Achalasia is a rare chronic disorder of esophageal motor function.
Single-center reports suggest that there has been greater use of laparoscopic Heller myotomy for achalasia in the United States since its introduction in 1992.
Dr Richard Wang and colleagues from the USA assessed the trends of Heller myotomy and the relationship between surgery volume and perioperative outcomes.
The team used the Healthcare Cost and Utilization Project Nationwide Inpatient Sample, a 20% stratified sample of all hospitalizations in the United States.
|1% had the diagnosis of esophageal perforation at discharge|
|American Journal of Gastroenterology|
It was used to study the macro-trends of Heller myotomy hospitalizations during 1993 and 2005.
The team also used the Nationwide Inpatient Sample between 2003 and 2005 micro-data to study the perioperative outcomes of Heller myotomy hospitalizations.
The researchers evaluated other achalasia and laparoscopic cholecystectomy hospitalizations as control groups.
The generalized linear model with repeated observations from the same unit was used to adjust for multiple hospitalizations from the same hospital.
The researchers found that the national estimate of Heller myotomy hospitalizations increased from 728 to 2255 during 1993 and 2005.
The mean length of stay decreased from 10 to 4 days.

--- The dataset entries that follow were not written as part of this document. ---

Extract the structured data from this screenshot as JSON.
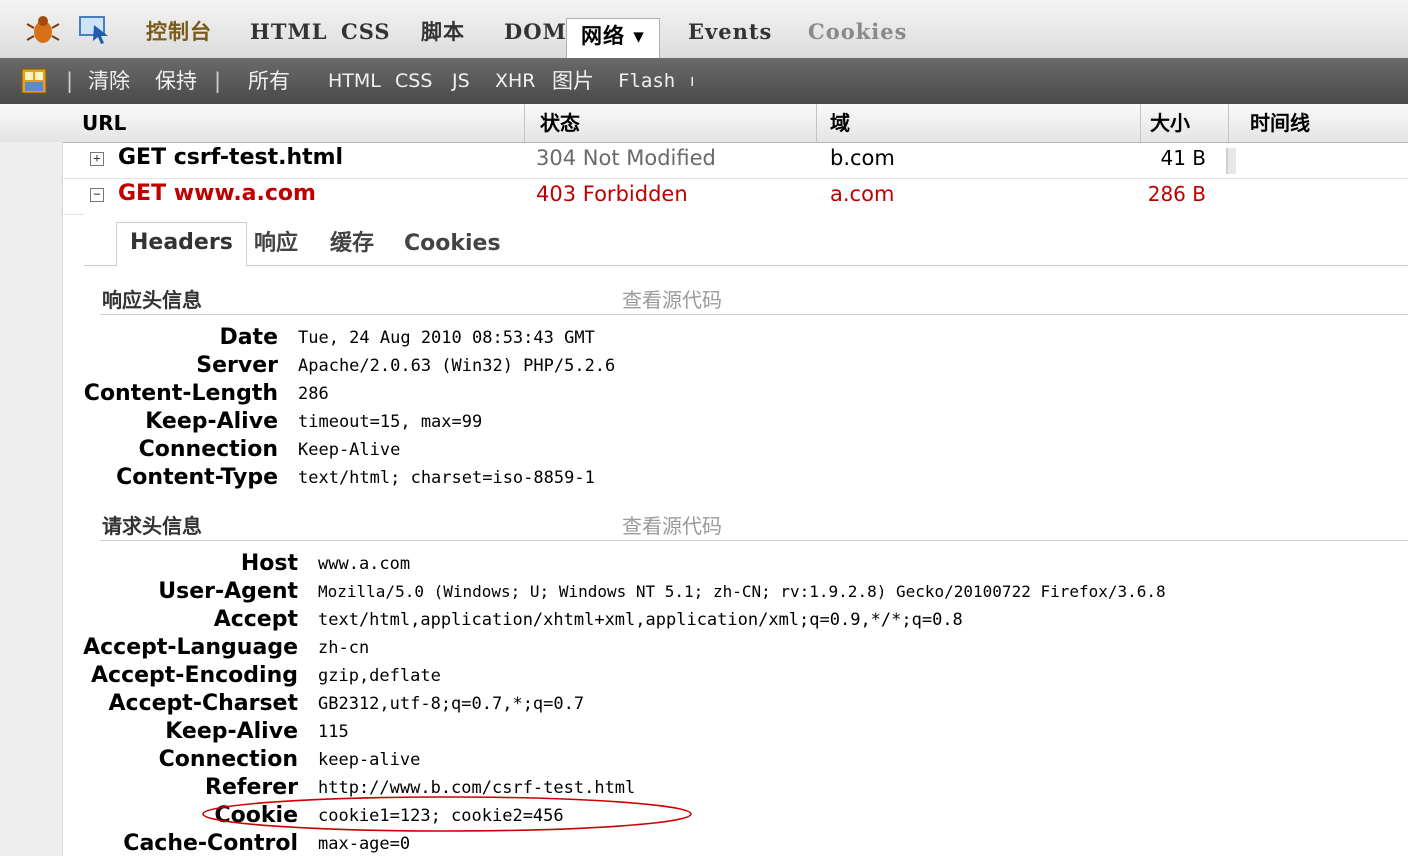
{
  "toolbar": {
    "tabs": [
      {
        "label": "控制台"
      },
      {
        "label": "HTML"
      },
      {
        "label": "CSS"
      },
      {
        "label": "脚本"
      },
      {
        "label": "DOM"
      },
      {
        "label": "网络 ▾"
      },
      {
        "label": "Events"
      },
      {
        "label": "Cookies"
      }
    ],
    "active_tab": "网络 ▾"
  },
  "net_toolbar": {
    "items": [
      "清除",
      "保持",
      "所有",
      "HTML",
      "CSS",
      "JS",
      "XHR",
      "图片",
      "Flash"
    ]
  },
  "table": {
    "columns": [
      "URL",
      "状态",
      "域",
      "大小",
      "时间线"
    ],
    "rows": [
      {
        "toggle": "+",
        "url": "GET csrf-test.html",
        "status": "304 Not Modified",
        "domain": "b.com",
        "size": "41 B"
      },
      {
        "toggle": "−",
        "url": "GET www.a.com",
        "status": "403 Forbidden",
        "domain": "a.com",
        "size": "286 B"
      }
    ]
  },
  "detail": {
    "tabs": [
      "Headers",
      "响应",
      "缓存",
      "Cookies"
    ],
    "response_section": {
      "title": "响应头信息",
      "view_source": "查看源代码",
      "headers": [
        {
          "name": "Date",
          "value": "Tue, 24 Aug 2010 08:53:43 GMT"
        },
        {
          "name": "Server",
          "value": "Apache/2.0.63 (Win32) PHP/5.2.6"
        },
        {
          "name": "Content-Length",
          "value": "286"
        },
        {
          "name": "Keep-Alive",
          "value": "timeout=15, max=99"
        },
        {
          "name": "Connection",
          "value": "Keep-Alive"
        },
        {
          "name": "Content-Type",
          "value": "text/html; charset=iso-8859-1"
        }
      ]
    },
    "request_section": {
      "title": "请求头信息",
      "view_source": "查看源代码",
      "headers": [
        {
          "name": "Host",
          "value": "www.a.com"
        },
        {
          "name": "User-Agent",
          "value": "Mozilla/5.0 (Windows; U; Windows NT 5.1; zh-CN; rv:1.9.2.8) Gecko/20100722 Firefox/3.6.8"
        },
        {
          "name": "Accept",
          "value": "text/html,application/xhtml+xml,application/xml;q=0.9,*/*;q=0.8"
        },
        {
          "name": "Accept-Language",
          "value": "zh-cn"
        },
        {
          "name": "Accept-Encoding",
          "value": "gzip,deflate"
        },
        {
          "name": "Accept-Charset",
          "value": "GB2312,utf-8;q=0.7,*;q=0.7"
        },
        {
          "name": "Keep-Alive",
          "value": "115"
        },
        {
          "name": "Connection",
          "value": "keep-alive"
        },
        {
          "name": "Referer",
          "value": "http://www.b.com/csrf-test.html"
        },
        {
          "name": "Cookie",
          "value": "cookie1=123; cookie2=456"
        },
        {
          "name": "Cache-Control",
          "value": "max-age=0"
        }
      ]
    }
  },
  "colors": {
    "error_red": "#c00000",
    "annotation_red": "#cc0000",
    "toolbar_dark": "#4a4a4a"
  }
}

Of the 1117 Heller myotomy hospitalizations in the Nationwide Inpatient Sample from 2003 to 2005, 1% had the diagnosis of esophageal perforation at discharge.
Length of stay was negatively correlated with a hospital's number of Heller myotomy per year.
In multivariate log-linear regressions with a control group, a hospital's number of Heller myotomy per year was negatively associated with length of stay and total charges.
These findings were robust in alternative statistical models, specifications, and subgroup analyses.
Dr Wang’s team concluded, “On a national level, the introduction of laparoscopic Heller myotomy for achalasia was associated with greater use of surgery and shorter length of stay.”
“A larger volume of Heller myotomy in a hospital was associated with better perioperative outcomes in terms of shorter length of stay and lower total charges.”